- Le Voyage dans la Lune (French Wikisource)
- Lamb A. Jacques Offenbach (List of stage works). In: The New Grove Dictionary of Opera. Macmillan, London and New York, 1997.
- Sur le plateau, souvenirs d'un librettiste, Albert Vanloo, librairie Ollendorff, s. d. cited in Jacques Offenbach, Jean-Claude Yon, Editions Gallimard, 2000.
- BNF, Département des Manuscrits, N.A.Fr.17.004, ff 278-280 cited in Jacques Offenbach, Jean-Claude Yon, Editions Gallimard 2000
- Kracauer, Siegfried. Offenbach and the Paris of his time (translated from the German by Gwenda David and Eric Mosbacher). Constable and Company Ltd, London 1937, p315-317.
- SIC : Le Tour du Monde en Quatre-Vingts Jours
- The Times – N° 28,457 – Wednesday, October 27, 1875.
- Le Figaro, 28 October 1875, Courrier des Théâtres
- Henri Meyer drew a cartoon of the four authors being blown up into the moon (Gallica - https://gallica.bnf.fr/ark:/12148/btv1b8423249g/f1.item.zoom)
- Faris, Alexander. Jacques Offenbach. Faber & Faber, London & Boston, 1980, p.186.
- Le Figaro, 3 November 1875, Courrier des Théâtres
- Le Figaro, 3 February 1876, Courrier des Théâtres.
- Le Figaro, 29 February 1876, La Soirée Théâtrale
- Le Figaro, 19 April 1876, Courrier des Théâtres
- Le Figaro, 26 April 1876, Courrier des Théâtres
- Le Figaro, 1 April 1877, La Soirée Théâtrale
- Le Figaro, 2 June 1877, La Soirée Théâtrale
- Opera Diary, Germany. Opera, June 1980, Vol 31 No 6, p567.
- Clark, Andrew. Report from Geneva. Opera July 1986, Vol 27 No 7, p840-841.
- Report by Jean-Charles Hoffelé on Le Voyage dans la lune accessed 8 July 2019.
- "Le Voyage dans la Lune" (PDF). Cndp-reims. Retrieved 26 December 2017.

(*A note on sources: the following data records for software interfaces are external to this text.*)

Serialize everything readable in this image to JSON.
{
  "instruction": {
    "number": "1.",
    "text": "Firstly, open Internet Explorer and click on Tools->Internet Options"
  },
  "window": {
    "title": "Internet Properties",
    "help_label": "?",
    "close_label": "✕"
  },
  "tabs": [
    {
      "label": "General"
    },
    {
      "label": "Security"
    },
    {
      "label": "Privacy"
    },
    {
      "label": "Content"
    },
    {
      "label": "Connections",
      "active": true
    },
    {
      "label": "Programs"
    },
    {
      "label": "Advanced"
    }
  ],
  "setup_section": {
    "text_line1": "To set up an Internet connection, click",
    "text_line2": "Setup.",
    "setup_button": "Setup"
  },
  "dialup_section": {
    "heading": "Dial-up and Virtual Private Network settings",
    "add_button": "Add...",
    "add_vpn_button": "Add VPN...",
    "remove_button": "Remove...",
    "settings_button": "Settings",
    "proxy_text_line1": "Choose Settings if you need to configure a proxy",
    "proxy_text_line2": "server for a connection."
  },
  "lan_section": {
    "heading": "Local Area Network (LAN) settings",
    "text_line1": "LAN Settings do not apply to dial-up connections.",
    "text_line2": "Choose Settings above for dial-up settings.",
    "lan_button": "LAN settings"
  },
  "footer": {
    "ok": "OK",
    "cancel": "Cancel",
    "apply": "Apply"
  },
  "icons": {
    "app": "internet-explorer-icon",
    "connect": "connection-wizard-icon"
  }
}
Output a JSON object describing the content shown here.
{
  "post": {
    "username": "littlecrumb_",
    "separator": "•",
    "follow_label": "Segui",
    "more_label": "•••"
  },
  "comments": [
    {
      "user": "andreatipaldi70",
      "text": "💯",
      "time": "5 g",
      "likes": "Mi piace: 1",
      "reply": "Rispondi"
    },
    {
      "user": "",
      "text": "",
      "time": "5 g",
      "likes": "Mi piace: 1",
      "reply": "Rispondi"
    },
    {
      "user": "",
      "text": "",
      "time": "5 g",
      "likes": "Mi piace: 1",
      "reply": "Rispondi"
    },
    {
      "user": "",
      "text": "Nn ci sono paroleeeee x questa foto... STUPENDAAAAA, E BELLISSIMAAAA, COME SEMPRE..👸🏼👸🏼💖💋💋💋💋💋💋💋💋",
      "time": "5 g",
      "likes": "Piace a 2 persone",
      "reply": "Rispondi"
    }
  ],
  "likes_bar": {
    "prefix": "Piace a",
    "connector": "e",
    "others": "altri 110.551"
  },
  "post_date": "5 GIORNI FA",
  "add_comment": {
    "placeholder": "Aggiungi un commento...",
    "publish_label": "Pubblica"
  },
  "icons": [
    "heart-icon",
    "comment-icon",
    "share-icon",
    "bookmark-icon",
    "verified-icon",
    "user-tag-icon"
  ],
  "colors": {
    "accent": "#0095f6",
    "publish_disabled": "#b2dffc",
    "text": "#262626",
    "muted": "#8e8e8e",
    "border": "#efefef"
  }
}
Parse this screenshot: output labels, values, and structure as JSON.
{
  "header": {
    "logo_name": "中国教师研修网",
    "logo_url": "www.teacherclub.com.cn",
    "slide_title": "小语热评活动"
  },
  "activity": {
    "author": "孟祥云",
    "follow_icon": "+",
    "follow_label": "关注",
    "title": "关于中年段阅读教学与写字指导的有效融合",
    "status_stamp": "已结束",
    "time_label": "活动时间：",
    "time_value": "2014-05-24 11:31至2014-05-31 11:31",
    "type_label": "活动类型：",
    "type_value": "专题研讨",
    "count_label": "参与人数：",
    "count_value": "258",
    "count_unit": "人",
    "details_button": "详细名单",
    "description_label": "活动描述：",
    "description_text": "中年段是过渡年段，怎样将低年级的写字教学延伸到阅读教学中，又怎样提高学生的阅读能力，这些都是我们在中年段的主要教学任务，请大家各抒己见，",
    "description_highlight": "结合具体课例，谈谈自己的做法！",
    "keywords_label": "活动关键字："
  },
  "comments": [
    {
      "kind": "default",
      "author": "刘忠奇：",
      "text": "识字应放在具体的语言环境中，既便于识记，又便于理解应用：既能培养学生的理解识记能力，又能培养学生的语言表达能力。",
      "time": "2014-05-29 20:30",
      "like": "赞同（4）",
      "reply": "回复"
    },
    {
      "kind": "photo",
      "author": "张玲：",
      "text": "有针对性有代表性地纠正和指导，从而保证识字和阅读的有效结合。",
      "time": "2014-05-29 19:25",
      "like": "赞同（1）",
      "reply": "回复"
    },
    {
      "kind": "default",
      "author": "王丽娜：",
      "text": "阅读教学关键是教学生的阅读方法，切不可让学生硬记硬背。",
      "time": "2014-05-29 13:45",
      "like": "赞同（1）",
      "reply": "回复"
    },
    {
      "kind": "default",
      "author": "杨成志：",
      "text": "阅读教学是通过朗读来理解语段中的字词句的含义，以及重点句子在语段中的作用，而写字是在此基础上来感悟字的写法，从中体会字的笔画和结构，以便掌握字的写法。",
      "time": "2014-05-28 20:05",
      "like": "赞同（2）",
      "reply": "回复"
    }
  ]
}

- The Scène de la vente in the third act parodies the number of the same name in the opéra-comique La dame blanche, written in 1825 by Boieldieu : Source - Jacques Offenbach, Jean-Claude Yon, Editions Gallimard 2000
- Victoria & Albert Museum, Diaghilev Exhibition, January 2010
- The air Scintille, diamant ! from the Contes d'Hoffmann has its origins in the Ouverture from Voyage dans la Lune. This apochryphal number of the Contes d'Hoffmann was written in 1905 for its Berlin production. Source - "Archived copy". Archived from the original on 2008-04-05. Retrieved 2008-04-17.CS1 maint: archived copy as title (link) Forum Opéra
- Milnes, R. Review of Entre Nous Opera Rara CD set. Opera, November 2007, 1388-90.
- Laurent, F. Review of 'Offenbach au menu!' Maguelone CD MAG11188. Diapason, January 2012 (598), p93.